An Intelligent Water Networks (IWN) funded collaboration between Central Highlands Water (CHW) and Victorian University (VU) has been nominated for the AWA Research Innovation Award.
In May 2018 the 10-week pilot investigation was initiated to research the removal and recovery of both the nutrients nitrogen (N) and phosphorus (P) at the Ballarat South Waste Water Treatment Plant.
The pilot featured two technologies:
Vacuum membrane distillation (VMD) unit, custom designed for the purpose of ammonia removal and
A struvite crystalliser to precipitate phosphorous and some of the ammonia.
The trial showed that the struvite crystalliser demonstrated > 90% P removal along with >30% N removal.
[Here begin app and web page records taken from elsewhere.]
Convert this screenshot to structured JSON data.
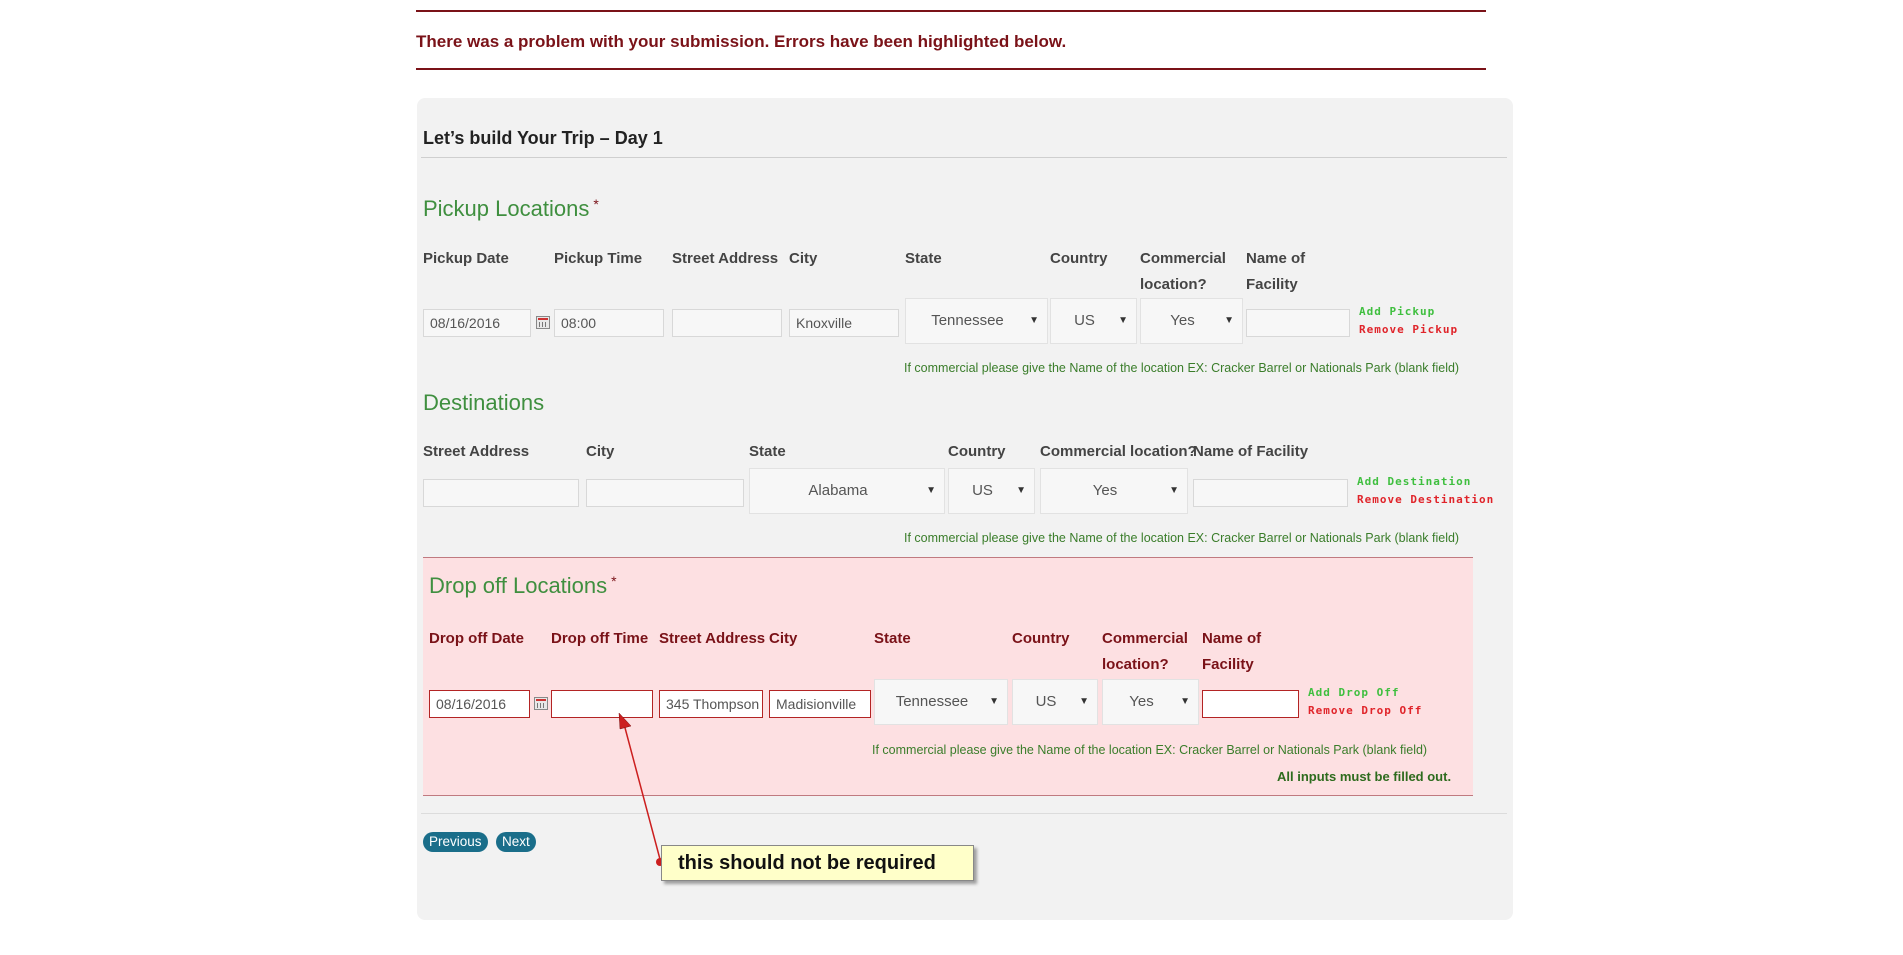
{
  "error_banner": "There was a problem with your submission. Errors have been highlighted below.",
  "card": {
    "title": "Let’s build Your Trip – Day 1"
  },
  "pickup": {
    "title": "Pickup Locations",
    "required_mark": "*",
    "labels": {
      "date": "Pickup Date",
      "time": "Pickup Time",
      "street": "Street Address",
      "city": "City",
      "state": "State",
      "country": "Country",
      "commercial_1": "Commercial",
      "commercial_2": "location?",
      "facility_1": "Name of",
      "facility_2": "Facility"
    },
    "values": {
      "date": "08/16/2016",
      "time": "08:00",
      "street": "",
      "city": "Knoxville",
      "state": "Tennessee",
      "country": "US",
      "commercial": "Yes",
      "facility": ""
    },
    "add": "Add Pickup",
    "remove": "Remove Pickup",
    "hint": "If commercial please give the Name of the location EX: Cracker Barrel or Nationals Park (blank field)"
  },
  "destinations": {
    "title": "Destinations",
    "labels": {
      "street": "Street Address",
      "city": "City",
      "state": "State",
      "country": "Country",
      "commercial": "Commercial location?",
      "facility": "Name of Facility"
    },
    "values": {
      "street": "",
      "city": "",
      "state": "Alabama",
      "country": "US",
      "commercial": "Yes",
      "facility": ""
    },
    "add": "Add Destination",
    "remove": "Remove Destination",
    "hint": "If commercial please give the Name of the location EX: Cracker Barrel or Nationals Park (blank field)"
  },
  "dropoff": {
    "title": "Drop off Locations",
    "required_mark": "*",
    "labels": {
      "date": "Drop off Date",
      "time": "Drop off Time",
      "street": "Street Address",
      "city": "City",
      "state": "State",
      "country": "Country",
      "commercial_1": "Commercial",
      "commercial_2": "location?",
      "facility_1": "Name of",
      "facility_2": "Facility"
    },
    "values": {
      "date": "08/16/2016",
      "time": "",
      "street": "345 Thompson",
      "city": "Madisionville",
      "state": "Tennessee",
      "country": "US",
      "commercial": "Yes",
      "facility": ""
    },
    "add": "Add Drop Off",
    "remove": "Remove Drop Off",
    "hint": "If commercial please give the Name of the location EX: Cracker Barrel or Nationals Park (blank field)",
    "validation": "All inputs must be filled out."
  },
  "nav": {
    "previous": "Previous",
    "next": "Next"
  },
  "annotation": {
    "text": "this should not be required"
  },
  "colors": {
    "error": "#7a1218",
    "section_green": "#3f8f3f",
    "add_green": "#3fbf3f",
    "remove_red": "#e0242a",
    "button": "#1a6e8a"
  }
}
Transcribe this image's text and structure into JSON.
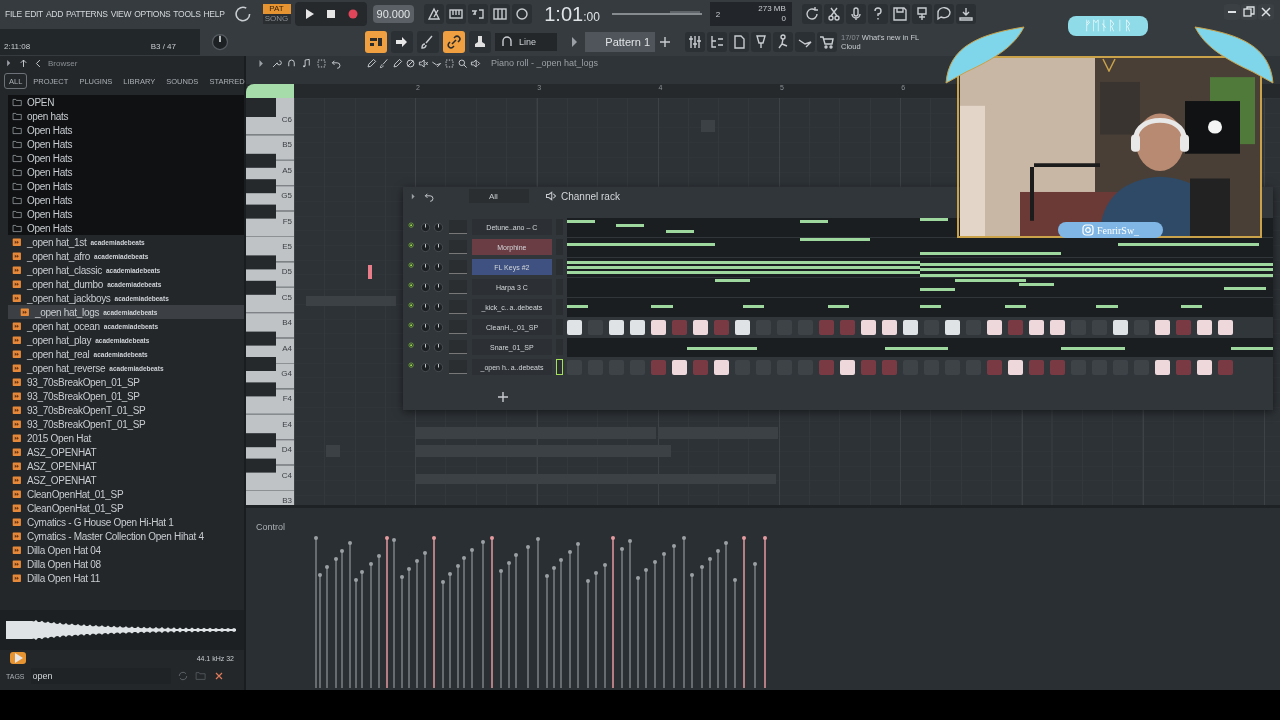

The results were encouraging and this promising technology appears ready for a scaled trial.
The vacuum membrane distillation process achieved a > 90% nitrogen reduction, this process is technically feasible and could be an alternative to current N removal practice.
When the two technologies were used in series, it was seen that the residual nitrogen and phosphorous components were between 3 to 8%. The intellectual property agreement between all relevant parties enables the technology to be adopted by other Victorian water corporations.
With phosphorous being a dwindling resource in the world, this study also focused on the recovery of phosphorus (along with some of the nitrogen) in a form that could be used as an organic fertilizer in the agricultural industry. The principle of this technique is based on creating a favourable condition to produce useful form of phosphate precipitate eliminating the formation of unwanted phosphate products.
This technique could also be introduced to trade-waste generators that produce large volumes of effluent with high nutrient concentrations that could potentially impact central wastewater treatment facilities.
Unfortunately this study didn’t win this year, but the fact that IWN projects are gaining national recognition is proof of the value for money IWN can offer.